I don’t know if the auto body technicians that assessed the vehicular damages for Johnson’s case were accurate in their estimations. I don’t know if they were aware that their computations would be used in a court case – that any inflated estimates could result in a man spending more time in jail. But I do know that, whether crooked or stalwart, most autoshop workers are driven by their own economic interests, just as all businesses are driven within the context of a capitalist system. But the judicial system is different. It is not supposed to be driven by money, but by justice. That’s why it feels strange when the cost of the repairs is considered more than Johnson’s own mental state. Even if the court found him capable of standing trial, it’s clear that Johnson has some psychological impairments, a factor that ought to be a mitigating force in the determination of whether his crime is judged as a felony or a misdemeanor. The court aspires to ascend beyond self-interest in service of the truth, which is a moral victory, not monetary. When fiscal grime seeps into the court, the gears grind. There’s a problem with the alignment of values.

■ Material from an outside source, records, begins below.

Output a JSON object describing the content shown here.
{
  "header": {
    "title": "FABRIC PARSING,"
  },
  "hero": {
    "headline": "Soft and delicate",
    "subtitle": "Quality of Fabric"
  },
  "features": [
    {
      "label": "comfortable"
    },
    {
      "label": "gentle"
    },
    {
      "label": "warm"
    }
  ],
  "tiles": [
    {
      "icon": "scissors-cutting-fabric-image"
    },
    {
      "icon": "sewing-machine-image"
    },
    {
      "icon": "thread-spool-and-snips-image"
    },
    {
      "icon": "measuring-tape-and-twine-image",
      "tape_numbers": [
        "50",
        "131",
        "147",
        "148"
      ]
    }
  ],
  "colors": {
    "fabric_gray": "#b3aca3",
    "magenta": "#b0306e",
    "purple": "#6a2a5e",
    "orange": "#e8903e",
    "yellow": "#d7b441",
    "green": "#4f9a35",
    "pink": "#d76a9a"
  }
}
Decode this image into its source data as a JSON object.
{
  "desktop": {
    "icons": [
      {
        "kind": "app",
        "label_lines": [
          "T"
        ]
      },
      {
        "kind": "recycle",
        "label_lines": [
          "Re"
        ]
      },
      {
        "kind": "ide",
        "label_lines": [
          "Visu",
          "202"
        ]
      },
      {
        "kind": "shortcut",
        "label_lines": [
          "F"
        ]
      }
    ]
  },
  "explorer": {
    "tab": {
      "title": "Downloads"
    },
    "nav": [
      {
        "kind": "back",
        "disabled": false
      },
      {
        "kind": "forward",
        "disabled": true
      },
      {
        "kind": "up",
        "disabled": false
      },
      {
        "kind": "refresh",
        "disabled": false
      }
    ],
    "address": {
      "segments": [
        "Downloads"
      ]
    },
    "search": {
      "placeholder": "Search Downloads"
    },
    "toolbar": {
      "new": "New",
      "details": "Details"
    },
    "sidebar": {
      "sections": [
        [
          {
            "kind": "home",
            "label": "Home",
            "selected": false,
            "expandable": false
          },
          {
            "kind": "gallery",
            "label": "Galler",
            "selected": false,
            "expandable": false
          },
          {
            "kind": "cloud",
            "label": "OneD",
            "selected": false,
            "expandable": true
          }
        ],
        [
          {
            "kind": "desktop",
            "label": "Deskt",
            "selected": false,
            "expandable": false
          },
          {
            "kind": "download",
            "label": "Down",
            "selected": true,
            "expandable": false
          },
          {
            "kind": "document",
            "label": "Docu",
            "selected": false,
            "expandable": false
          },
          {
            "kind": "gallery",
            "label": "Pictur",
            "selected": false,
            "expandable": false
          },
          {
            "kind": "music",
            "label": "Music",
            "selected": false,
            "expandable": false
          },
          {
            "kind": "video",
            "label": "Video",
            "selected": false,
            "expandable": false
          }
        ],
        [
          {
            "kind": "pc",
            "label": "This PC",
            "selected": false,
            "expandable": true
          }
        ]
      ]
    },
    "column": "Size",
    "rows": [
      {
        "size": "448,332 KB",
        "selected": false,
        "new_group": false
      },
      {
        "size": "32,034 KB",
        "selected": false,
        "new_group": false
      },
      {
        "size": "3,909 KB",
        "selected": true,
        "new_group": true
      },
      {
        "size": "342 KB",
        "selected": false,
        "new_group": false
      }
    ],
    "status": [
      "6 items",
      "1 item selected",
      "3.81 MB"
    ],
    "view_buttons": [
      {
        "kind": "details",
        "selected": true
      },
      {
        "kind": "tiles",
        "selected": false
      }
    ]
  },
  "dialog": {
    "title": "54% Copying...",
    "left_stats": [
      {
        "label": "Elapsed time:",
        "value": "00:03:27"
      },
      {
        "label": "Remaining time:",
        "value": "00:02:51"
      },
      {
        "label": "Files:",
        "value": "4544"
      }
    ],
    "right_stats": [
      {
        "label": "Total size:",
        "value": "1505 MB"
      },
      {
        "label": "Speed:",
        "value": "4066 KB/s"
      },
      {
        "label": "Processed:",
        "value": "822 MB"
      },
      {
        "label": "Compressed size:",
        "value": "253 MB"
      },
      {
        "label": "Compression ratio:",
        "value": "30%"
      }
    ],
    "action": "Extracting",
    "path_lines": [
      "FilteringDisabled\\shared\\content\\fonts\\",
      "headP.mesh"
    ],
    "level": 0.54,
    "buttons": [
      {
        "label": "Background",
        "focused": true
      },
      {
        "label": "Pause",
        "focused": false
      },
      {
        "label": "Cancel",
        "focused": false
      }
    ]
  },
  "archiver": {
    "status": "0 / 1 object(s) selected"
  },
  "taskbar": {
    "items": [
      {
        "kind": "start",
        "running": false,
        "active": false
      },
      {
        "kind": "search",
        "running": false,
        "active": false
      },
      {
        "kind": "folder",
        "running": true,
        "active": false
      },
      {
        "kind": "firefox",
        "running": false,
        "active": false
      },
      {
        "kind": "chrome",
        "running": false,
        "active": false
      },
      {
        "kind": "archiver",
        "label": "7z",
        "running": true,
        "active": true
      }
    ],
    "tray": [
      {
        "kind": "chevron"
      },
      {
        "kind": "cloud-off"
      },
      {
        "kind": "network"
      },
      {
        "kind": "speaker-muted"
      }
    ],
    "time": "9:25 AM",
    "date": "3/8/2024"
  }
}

Judge Teresa Sullivan squints and frowns at the repair estimates for the three cars. She futzes with her red barrette and sighs as she looks at the defendant. Sullivan is skeptical about the estimates, especially because the technicians didn’t come to court to testify. As the deputy DA reiterates the damages Sullivan snaps at him “What evidence do you have about the three vehicles and this individual? That’s why we’re here!” There is evidence: eyewitness testimony, officers on the scene, and partial surveillance footage. It seems that the estimates are the primary source of her indignation. Sullivan breaks for lunch and tells the attorneys that she will review the transcripts of the hearing before making her ruling.

When we return from the hour-and-a-half break Sullivan’s consternation hasn’t subsided. She shakes her head but she upholds the felony charge. 

Reginald Johnson stops bobbing his head to the invisible beat. His hands tighten their grip behind his back. When the bailiff ushers Johnson back to the holding area he doesn’t walk, he does a slow shuffle.


The mechanic hands over the estimate for your repairs. You have a clogged radiator and coolant loss. Your mass airflow sensor needs to be replaced. And then there’s the dent from the fire hydrant, the one you came for in the first place. It turns out you need a whole new bumper.

The total estimate is scrawled at the bottom of the list.

But those aren’t numbers. It’s a word.

FELONY